My Expungement Was Denied, Why?
A criminal conviction on your record can limit you in many ways. For example, you could encounter difficulty obtaining employment or securing an apartment, both activities that might require a background check. This could happen based on your arrest record, even if you were never convicted for the alleged offense. New Mexico has extensive laws for expunging your criminal record. You could potentially clear your criminal record of eligible entries with an expungement. When you expunge a criminal record, members of the general public can no longer access that record.
New Mexico requires you to satisfy numerous qualifications to obtain an expungement. In some cases, the reasons for a denied expungement relate to a lack of understanding of those qualifications. If you need your criminal record expunged or your expungement was denied, our team at New Mexico Criminal Law Offices is here to help.
New Mexico Expungement Laws
New Mexico’s Criminal Record Expungement Act defines expungement as “. . .the removal from access to the general public of a notation of an arrest, complaint, indictment, information, plea of guilty, conviction, acquittal, dismissal, or discharge record, including a record posted on a publicly accessible court, corrections or law enforcement internet website. . .” Most expungements fall into one of two categories: (1) expungement of an arrest and (2) expungement of a conviction.
Even if you are not convicted, an arrest shows up on your criminal history. Thus, if law enforcement arrests you on suspicion of committing a criminal violation but the prosecutor decides not to bring charges, that arrest still shows up when a potential employer runs a background check.
Additionally, prosecutors sometimes offer a deferred sentence arrangement in lieu of a conviction. For these criminal records, you can typically obtain an expungement after successfully completing a diversionary program.
If you entered a plea agreement or were otherwise convicted of a crime, you can still potentially get your record expunged. However, if you wonder why an expungement would be denied, it’s helpful to know that certain types of convictions bar expungement.
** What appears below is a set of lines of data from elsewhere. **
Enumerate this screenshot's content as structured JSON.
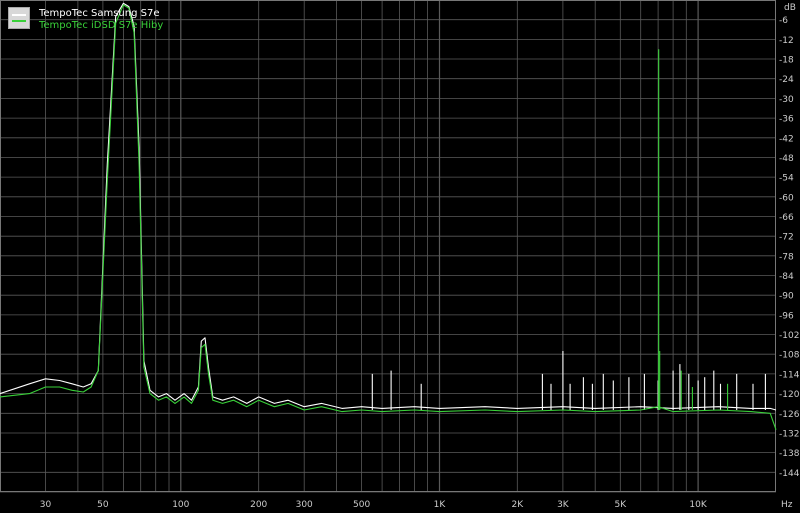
{
  "chart_data": {
    "type": "line",
    "xscale": "log",
    "xlim": [
      20,
      20000
    ],
    "ylim": [
      -150,
      0
    ],
    "xunit": "Hz",
    "yunit": "dB",
    "xticks": [
      {
        "value": 30,
        "label": "30"
      },
      {
        "value": 50,
        "label": "50"
      },
      {
        "value": 100,
        "label": "100"
      },
      {
        "value": 200,
        "label": "200"
      },
      {
        "value": 300,
        "label": "300"
      },
      {
        "value": 500,
        "label": "500"
      },
      {
        "value": 1000,
        "label": "1K"
      },
      {
        "value": 2000,
        "label": "2K"
      },
      {
        "value": 3000,
        "label": "3K"
      },
      {
        "value": 5000,
        "label": "5K"
      },
      {
        "value": 10000,
        "label": "10K"
      }
    ],
    "yticks": [
      -6,
      -12,
      -18,
      -24,
      -30,
      -36,
      -42,
      -48,
      -54,
      -60,
      -66,
      -72,
      -78,
      -84,
      -90,
      -96,
      -102,
      -108,
      -114,
      -120,
      -126,
      -132,
      -138,
      -144
    ],
    "grid": true,
    "legend_position": "top-left",
    "background": "#000000",
    "grid_color": "#5a5a5a",
    "series": [
      {
        "name": "TempoTec Samsung S7e",
        "color": "#ffffff",
        "points": [
          [
            20,
            -120
          ],
          [
            26,
            -117
          ],
          [
            30,
            -115.5
          ],
          [
            34,
            -116
          ],
          [
            38,
            -117
          ],
          [
            42,
            -118
          ],
          [
            45,
            -117
          ],
          [
            48,
            -113
          ],
          [
            52,
            -50
          ],
          [
            56,
            -5
          ],
          [
            60,
            -1
          ],
          [
            63,
            -2
          ],
          [
            66,
            -8
          ],
          [
            69,
            -45
          ],
          [
            72,
            -110
          ],
          [
            76,
            -119
          ],
          [
            82,
            -121
          ],
          [
            88,
            -120
          ],
          [
            95,
            -122
          ],
          [
            103,
            -120
          ],
          [
            110,
            -122
          ],
          [
            117,
            -118
          ],
          [
            120,
            -104
          ],
          [
            124,
            -103
          ],
          [
            128,
            -112
          ],
          [
            133,
            -121
          ],
          [
            145,
            -122
          ],
          [
            160,
            -121
          ],
          [
            180,
            -123
          ],
          [
            200,
            -121
          ],
          [
            230,
            -123
          ],
          [
            260,
            -122
          ],
          [
            300,
            -124
          ],
          [
            350,
            -123
          ],
          [
            420,
            -124.5
          ],
          [
            500,
            -124
          ],
          [
            600,
            -124.5
          ],
          [
            800,
            -124
          ],
          [
            1000,
            -124.5
          ],
          [
            1500,
            -124
          ],
          [
            2000,
            -124.5
          ],
          [
            3000,
            -124
          ],
          [
            4000,
            -124.5
          ],
          [
            6000,
            -124
          ],
          [
            8000,
            -124.5
          ],
          [
            12000,
            -124
          ],
          [
            16000,
            -124.5
          ],
          [
            19000,
            -124.5
          ],
          [
            20000,
            -125
          ]
        ],
        "spikes": [
          [
            550,
            -114
          ],
          [
            650,
            -113
          ],
          [
            850,
            -117
          ],
          [
            2500,
            -114
          ],
          [
            2700,
            -117
          ],
          [
            3000,
            -107
          ],
          [
            3200,
            -117
          ],
          [
            3600,
            -115
          ],
          [
            3900,
            -117
          ],
          [
            4300,
            -114
          ],
          [
            4700,
            -116
          ],
          [
            5400,
            -115
          ],
          [
            6200,
            -114
          ],
          [
            7000,
            -116
          ],
          [
            8000,
            -113
          ],
          [
            8500,
            -111
          ],
          [
            9200,
            -114
          ],
          [
            10000,
            -116
          ],
          [
            10600,
            -115
          ],
          [
            11500,
            -113
          ],
          [
            12200,
            -117
          ],
          [
            14100,
            -114
          ],
          [
            16300,
            -117
          ],
          [
            18200,
            -114
          ]
        ]
      },
      {
        "name": "TempoTec iDSD S7e Hiby",
        "color": "#39d039",
        "points": [
          [
            20,
            -121
          ],
          [
            26,
            -120
          ],
          [
            30,
            -118
          ],
          [
            34,
            -118
          ],
          [
            38,
            -119
          ],
          [
            42,
            -119.5
          ],
          [
            45,
            -118
          ],
          [
            48,
            -113
          ],
          [
            52,
            -55
          ],
          [
            56,
            -7
          ],
          [
            60,
            -1.5
          ],
          [
            63,
            -2.5
          ],
          [
            66,
            -10
          ],
          [
            69,
            -50
          ],
          [
            72,
            -112
          ],
          [
            76,
            -120
          ],
          [
            82,
            -122
          ],
          [
            88,
            -121
          ],
          [
            95,
            -123
          ],
          [
            103,
            -121
          ],
          [
            110,
            -123
          ],
          [
            117,
            -119
          ],
          [
            120,
            -106
          ],
          [
            124,
            -105
          ],
          [
            128,
            -114
          ],
          [
            133,
            -122
          ],
          [
            145,
            -123
          ],
          [
            160,
            -122
          ],
          [
            180,
            -124
          ],
          [
            200,
            -122
          ],
          [
            230,
            -124
          ],
          [
            260,
            -123
          ],
          [
            300,
            -125
          ],
          [
            350,
            -124
          ],
          [
            420,
            -125.5
          ],
          [
            500,
            -125
          ],
          [
            600,
            -125.5
          ],
          [
            800,
            -125
          ],
          [
            1000,
            -125.5
          ],
          [
            1500,
            -125
          ],
          [
            2000,
            -125.5
          ],
          [
            3000,
            -125
          ],
          [
            4000,
            -125.5
          ],
          [
            6000,
            -125
          ],
          [
            7000,
            -124
          ],
          [
            8000,
            -125.5
          ],
          [
            12000,
            -125
          ],
          [
            16000,
            -125.5
          ],
          [
            19000,
            -126
          ],
          [
            20000,
            -131
          ]
        ],
        "spikes": [
          [
            7040,
            -15
          ],
          [
            7100,
            -107
          ],
          [
            8600,
            -113
          ],
          [
            9500,
            -118
          ],
          [
            13000,
            -117
          ]
        ]
      }
    ]
  }
}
New Mexico prohibits individuals convicted of the following crimes from expunging their conviction:
- Crimes against children;
- Sex crimes;
- Offenses involving driving under the influence; and
- Offenses that caused great bodily injury or death.
New Mexico considers these crimes particularly serious and indicative of a person’s criminal tendencies and, therefore, bars their expungement.
Other Reasons for a Denied Expungement
There are a number of other qualifications necessary before you can successfully obtain an expungement. As a result, many individuals find the expungement process frustrating and confusing. An expungement lawyer at the New Mexico Criminal Law Offices can help walk you through the process and ensure that you know whether you qualify for an expungement.
Before you can file for an expungement, you have to wait a certain amount of time. The length of time you have to wait depends on the category of offense for your conviction. Typically, a more serious offense has a longer waiting period than a lesser offense. Some of the wait times for certain offense levels are provided below:
- Municipal ordinance violation: two-year waiting period;
- Most misdemeanor convictions: two-year waiting period;
- Fourth-degree felony conviction: six-year waiting period;
- First-degree felony conviction: ten-year waiting period; and
- Any conviction for a crime committed against a household member: ten-year waiting period.
During the mandatory waiting period, you cannot receive additional criminal convictions. If you get arrested during the waiting period but are not convicted of the charge, you can still secure an expungement once your newest case is closed.
Interest of Justice
To secure an expungement in New Mexico, you must complete all of the requirements associated with your conviction. For example, if you were ordered to pay restitution, the restitution must be paid in full. Otherwise, you would avoid the full extent of your punishment by having the conviction expunged.
In New Mexico, a court can only grant an expungement if the judge finds that “justice will be served” by doing so. When determining whether an expungement would serve the interests of justice, the court considers:
- The defendant’s age, employment history, and prior criminal record;
- Consequences of the inability to obtain an expungement;
- Amount of time that has passed since you completed your sentence;
- Amount of time that has passed since you committed the crime;
- Nature and gravity of the underlying offense; and
- Objections raised by the district attorney.
The district attorney can object to the expungement on any of the grounds the court can use to consider granting the expungement. If the district attorney presents evidence of numerous arrests without a conviction, you run the risk of having your expungement denied.
With an expungement attorney, we can help prepare an argument that demonstrates why granting your expungement would serve the interests of justice. Reach out to our office today to get started.
Was Your Expungement Denied in New Mexico? Contact Our Team of Lawyers Today for Assistance
At the New Mexico Criminal Law Offices, our lawyers understand the negative impact an arrest or criminal conviction can have on your life. We can help you get a fresh start by helping secure an expungement of your criminal record.
Our lawyers have over two and a half decades of combined experience representing individuals charged with criminal violations. During that time, we have helped countless clients expunge their arrest records and criminal convictions. We pride ourselves on giving every client the individual attention their case deserves. If you want to know why your expungement was denied or would like to begin the expungement process, contact our office today at 505-200-2982 or contact us using our form to get started on your free consultation.